  27. Shulman, L.S. (1991a). “Ways of seeing, ways of knowing: Ways of teaching, ways of learning about teaching.” Journal of Curriculum Studies, 23(5), pp. 393–395.CrossRefGoogle Scholar
  28. Shulman, L.S. (1991b). Teaching excellence in the university. Stanford University Academic Council. Stanford, California, May 1991.Google Scholar
  29. Skrødal, S. (2003). Virtual Classroom Simulation. Unpublished Honours Thesis – Flinders University. Adelaide, Australia.Google Scholar
  30. Skrødal, S. (2010). Virtual classroom simulation: design and trial in a preservice teacher education program. Unpublished PhD Thesis – The University of Adelaide. Adelaide, Australia.Google Scholar
  31. Stones, E. (1987). Student (practice) teaching.

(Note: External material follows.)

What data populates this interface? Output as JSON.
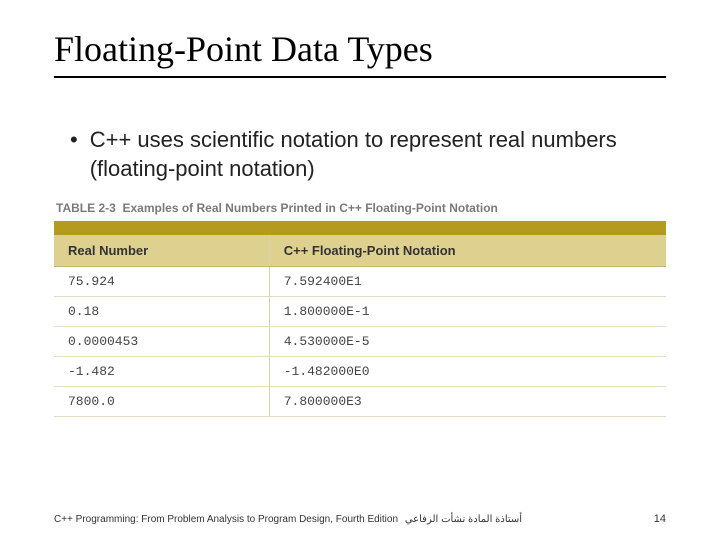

In Duncin, M.J. (Ed). The International Encyclopaedia of Teaching and Teacher Education, Chapter 6, Pergamon Press, pp. 681–685.Google Scholar

Copyright information

© Sense Publishers 2013

Authors and Affiliations

  • Simon Skrødal
  • Sivakumar Alagumalai
  • Mike Lawson
  • Paul Calder

There are no affiliations available

Personalised recommendations